Monday, May 10, 2010
Writer Ruth Reichl was the last editor-in-chief for Gourmet, former food critic for both the New York and Los Angeles Times, and the author of three bestselling memoirs. Her latest memoir, Not Becoming My Mother and Other Things She Taught Me Along the Way, is a tribute to her mother, Miriam Brudno, whose larger than life personality dominated Reichl’s younger years. Then, Bob speaks with fourth-generation shrimp-boat captain, mother of five and sudden environmentalist Diane Wilson about her book An Unreasonable Woman: A True Story of Shrimpers, Politicos, Polluters and the Fight for Seadrift, Texas. She recounts some of her more radical acts of civil disobedience like embarking on hunger strikes, chaining herself to a 74-foot tower, and deliberately sinking her own shrimp boat.
Tuesday, May 11, 2010
Bob talks with environmental writer Bill McKibben about his new book Earth: Making a Life on a Tough New Planet. McKibben has been offering suggestions about how to avoid problems associated with climate change for more than two decades. With climate change now upon us, McKibben’s new book lays out our limited choices to save our planet and ourselves. Then, Dmitry Orlov grew up in Russia in the waning years of communism, attended high school in America, and regularly returned to Russia as it collapsed into debt. Unfortunately, he sees an awful lot of similarities between the USSR and the USA and he talks about it in his new book Reinventing Collapse: The Soviet Example and American Prospects.
Wednesday, May 12, 2010
National Geographic photographer Joel Sartore has spent the last two decades taking pictures of North America’s endangered animals and plants. His new book titled, Rare: Portraits of America’s Endangered Species is intended to inform, caution, and inspire people to stem the decline of Earth’s biodiversity. An exhibit of Sartore’s photographs is on display at National Geographic Museum through October. Then, philosophy in America is alive and well and slapped on the back of our cars. In less than 140 characters, the humble bumper sticker has been a platform for a national conversation about the human condition. Bob speaks with philosopher and water polo coach Jack Bowen about his new book If You Can Read This: The Philosophy of Bumper Stickers.

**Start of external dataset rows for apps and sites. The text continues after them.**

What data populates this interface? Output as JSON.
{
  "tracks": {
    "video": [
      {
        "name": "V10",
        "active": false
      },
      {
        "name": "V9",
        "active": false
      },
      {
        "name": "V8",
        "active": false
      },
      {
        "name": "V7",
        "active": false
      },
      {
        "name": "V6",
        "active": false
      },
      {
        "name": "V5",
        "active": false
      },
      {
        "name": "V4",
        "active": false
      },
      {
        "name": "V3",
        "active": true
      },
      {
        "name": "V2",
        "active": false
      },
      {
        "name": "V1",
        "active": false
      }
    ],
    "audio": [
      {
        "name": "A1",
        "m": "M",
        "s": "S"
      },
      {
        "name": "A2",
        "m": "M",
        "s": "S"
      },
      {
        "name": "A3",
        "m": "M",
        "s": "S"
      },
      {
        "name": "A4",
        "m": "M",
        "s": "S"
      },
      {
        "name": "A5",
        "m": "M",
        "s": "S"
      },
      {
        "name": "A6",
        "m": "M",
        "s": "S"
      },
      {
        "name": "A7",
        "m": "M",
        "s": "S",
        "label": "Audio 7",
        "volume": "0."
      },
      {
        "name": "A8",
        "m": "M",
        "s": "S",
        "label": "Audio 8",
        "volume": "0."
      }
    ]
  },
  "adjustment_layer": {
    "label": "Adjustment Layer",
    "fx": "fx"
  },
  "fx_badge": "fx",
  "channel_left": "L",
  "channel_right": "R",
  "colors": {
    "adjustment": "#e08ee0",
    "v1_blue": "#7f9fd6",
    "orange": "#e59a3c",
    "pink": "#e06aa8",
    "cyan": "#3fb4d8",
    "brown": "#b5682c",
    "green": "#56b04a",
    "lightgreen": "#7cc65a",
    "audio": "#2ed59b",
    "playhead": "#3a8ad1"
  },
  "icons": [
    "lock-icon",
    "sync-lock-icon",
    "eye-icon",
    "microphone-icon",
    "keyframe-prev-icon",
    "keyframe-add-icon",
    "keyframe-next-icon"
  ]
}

Thursday, May 13, 2010
Yisrael Campbell was born in Philadelphia and grew up in a Catholic household. He was known as Christopher back then. As a teenager, he got hooked on drugs, and recovery led him not just to sobriety, but also to Judaism. Campbell became an actor and stand-up comic, touring with the Israeli-Palestinian Comedy Tour, which seeks to reduce tensions in the Holy Land. Campbell has a one-man show off-Broadway. It’s called Circumcise Me. Then, singer-songwriter Dan Reeder’s imagination, humor and honesty are what led John Prine to sign him to his label. Reeder is known for his blunt lyrics about what irritates him in life. His new CD titled This New Century is Reeder’s most polished effort, complete with his signature mix of multi-tracked harmonies with himself and played on homemade instruments. Reeder is now on tour with John Prine.
Friday, May 14, 2010
David Broder of The Washington Post joins Rebecca Roberts to talk politics. Next, mystery pervades the career of singer-songwriter Robert Earl Keen, the most successful artist that many Americans have never heard of. He’s never had a song hit the Top 10 of a major chart, and yet he consistently plays sold-out shows for audiences that number in the thousands. Bob sits down backstage at The Birchmere to talk with Keen about his life and career in music. His latest CD is titled The Rose Hotel. Then, another installment of our ongoing series This I Believe.